(Source material Opens)

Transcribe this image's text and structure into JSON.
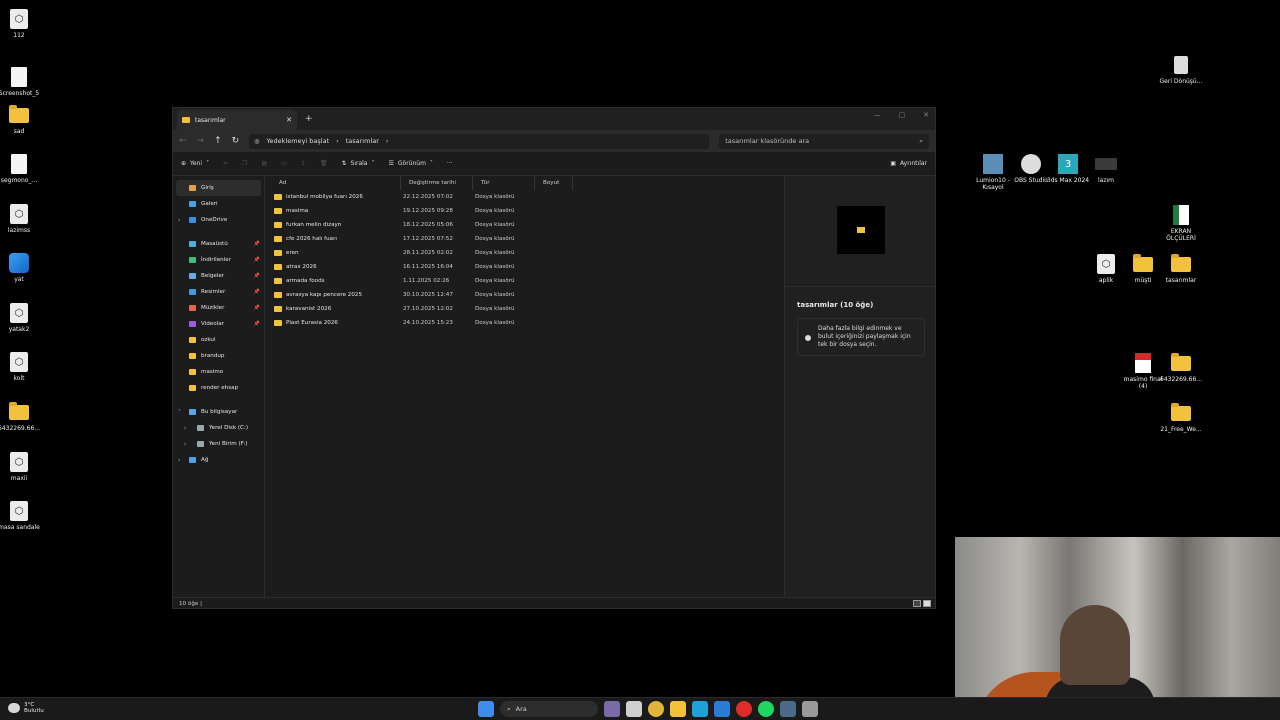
{
  "desktop_left": [
    {
      "label": "112",
      "kind": "gen"
    },
    {
      "label": "Screenshot_5",
      "kind": "file"
    },
    {
      "label": "sad",
      "kind": "folder"
    },
    {
      "label": "segmono_...",
      "kind": "file"
    },
    {
      "label": "lazimss",
      "kind": "gen"
    },
    {
      "label": "yat",
      "kind": "blue"
    },
    {
      "label": "yatak2",
      "kind": "gen"
    },
    {
      "label": "kolt",
      "kind": "gen"
    },
    {
      "label": "6432269.66...",
      "kind": "folder"
    },
    {
      "label": "maxii",
      "kind": "gen"
    },
    {
      "label": "masa sandale",
      "kind": "gen"
    }
  ],
  "desktop_right": {
    "recycle": "Geri Dönüşü...",
    "apps": [
      "Lumion10 - Kısayol",
      "OBS Studio",
      "3ds Max 2024",
      "lazım"
    ],
    "excel": "EKRAN ÖLÇÜLERİ",
    "row2": [
      "aplik",
      "müşti",
      "tasarımlar"
    ],
    "pdf": "masimo final (4)",
    "folder1": "6432269.66...",
    "folder2": "21_Free_We..."
  },
  "explorer": {
    "tab_title": "tasarımlar",
    "address": {
      "segment1": "Yedeklemeyi başlat",
      "segment2": "tasarımlar"
    },
    "search_placeholder": "tasarımlar klasöründe ara",
    "commands": {
      "new": "Yeni",
      "sort": "Sırala",
      "view": "Görünüm",
      "more": "···",
      "details": "Ayrıntılar"
    },
    "sidebar": [
      {
        "label": "Giriş",
        "color": "#e5a24a",
        "selected": true
      },
      {
        "label": "Galeri",
        "color": "#4a9fe5"
      },
      {
        "label": "OneDrive",
        "color": "#3a8ee8",
        "chev": true
      },
      {
        "gap": true
      },
      {
        "label": "Masaüstü",
        "color": "#4fb0e0",
        "pin": true
      },
      {
        "label": "İndirilenler",
        "color": "#3fc07a",
        "pin": true
      },
      {
        "label": "Belgeler",
        "color": "#6aa8e8",
        "pin": true
      },
      {
        "label": "Resimler",
        "color": "#3f9ae0",
        "pin": true
      },
      {
        "label": "Müzikler",
        "color": "#e06a4a",
        "pin": true
      },
      {
        "label": "Videolar",
        "color": "#a05ae0",
        "pin": true
      },
      {
        "label": "ozkul",
        "color": "#f2c23c"
      },
      {
        "label": "brandup",
        "color": "#f2c23c"
      },
      {
        "label": "masimo",
        "color": "#f2c23c"
      },
      {
        "label": "render ehsap",
        "color": "#f2c23c"
      },
      {
        "gap": true
      },
      {
        "label": "Bu bilgisayar",
        "color": "#5aa6e8",
        "chev": true,
        "open": true
      },
      {
        "label": "Yerel Disk (C:)",
        "color": "#9aa",
        "chev": true,
        "indent": true
      },
      {
        "label": "Yeni Birim (F:)",
        "color": "#9aa",
        "chev": true,
        "indent": true
      },
      {
        "label": "Ağ",
        "color": "#4fa0e8",
        "chev": true
      }
    ],
    "columns": [
      "Ad",
      "Değiştirme tarihi",
      "Tür",
      "Boyut"
    ],
    "files": [
      {
        "name": "istanbul mobilya fuarı 2026",
        "date": "22.12.2025 07:02",
        "type": "Dosya klasörü"
      },
      {
        "name": "masima",
        "date": "19.12.2025 09:28",
        "type": "Dosya klasörü"
      },
      {
        "name": "furkan melin dizayn",
        "date": "18.12.2025 05:06",
        "type": "Dosya klasörü"
      },
      {
        "name": "cfe 2026 halı fuarı",
        "date": "17.12.2025 07:52",
        "type": "Dosya klasörü"
      },
      {
        "name": "eren",
        "date": "28.11.2025 02:02",
        "type": "Dosya klasörü"
      },
      {
        "name": "atrax 2026",
        "date": "16.11.2025 16:04",
        "type": "Dosya klasörü"
      },
      {
        "name": "armada foods",
        "date": "1.11.2025 02:26",
        "type": "Dosya klasörü"
      },
      {
        "name": "avrasya kapı pencere 2025",
        "date": "30.10.2025 12:47",
        "type": "Dosya klasörü"
      },
      {
        "name": "karavanist 2026",
        "date": "27.10.2025 12:02",
        "type": "Dosya klasörü"
      },
      {
        "name": "Plast Eurasia 2026",
        "date": "24.10.2025 15:23",
        "type": "Dosya klasörü"
      }
    ],
    "preview_title": "tasarımlar (10 öğe)",
    "preview_hint": "Daha fazla bilgi edinmek ve bulut içeriğinizi paylaşmak için tek bir dosya seçin.",
    "status": "10 öğe  |"
  },
  "taskbar": {
    "weather": "3°C",
    "weather_desc": "Bulutlu",
    "search": "Ara",
    "icons": [
      {
        "name": "start-icon",
        "color": "#3d8ee8"
      },
      {
        "name": "search",
        "color": ""
      },
      {
        "name": "widget-icon",
        "color": "#7a6aa8"
      },
      {
        "name": "task-view-icon",
        "color": "#cfcfcf"
      },
      {
        "name": "chrome-icon",
        "color": "#e0b53a"
      },
      {
        "name": "file-explorer-icon",
        "color": "#f2c23c"
      },
      {
        "name": "edge-icon",
        "color": "#1ea0d8"
      },
      {
        "name": "outlook-icon",
        "color": "#2b7ad6"
      },
      {
        "name": "opera-icon",
        "color": "#e02b2b"
      },
      {
        "name": "spotify-icon",
        "color": "#1ed760"
      },
      {
        "name": "steam-icon",
        "color": "#4a6a8a"
      },
      {
        "name": "settings-icon",
        "color": "#9a9a9a"
      }
    ]
  }
}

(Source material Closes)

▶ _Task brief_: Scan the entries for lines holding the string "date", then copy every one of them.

▶ _Response_:
        "date": "22.12.2025 07:02",
        "date": "19.12.2025 09:28",
        "date": "18.12.2025 05:06",
        "date": "17.12.2025 07:52",
        "date": "28.11.2025 02:02",
        "date": "16.11.2025 16:04",
        "date": "1.11.2025 02:26",
        "date": "30.10.2025 12:47",
        "date": "27.10.2025 12:02",
        "date": "24.10.2025 15:23",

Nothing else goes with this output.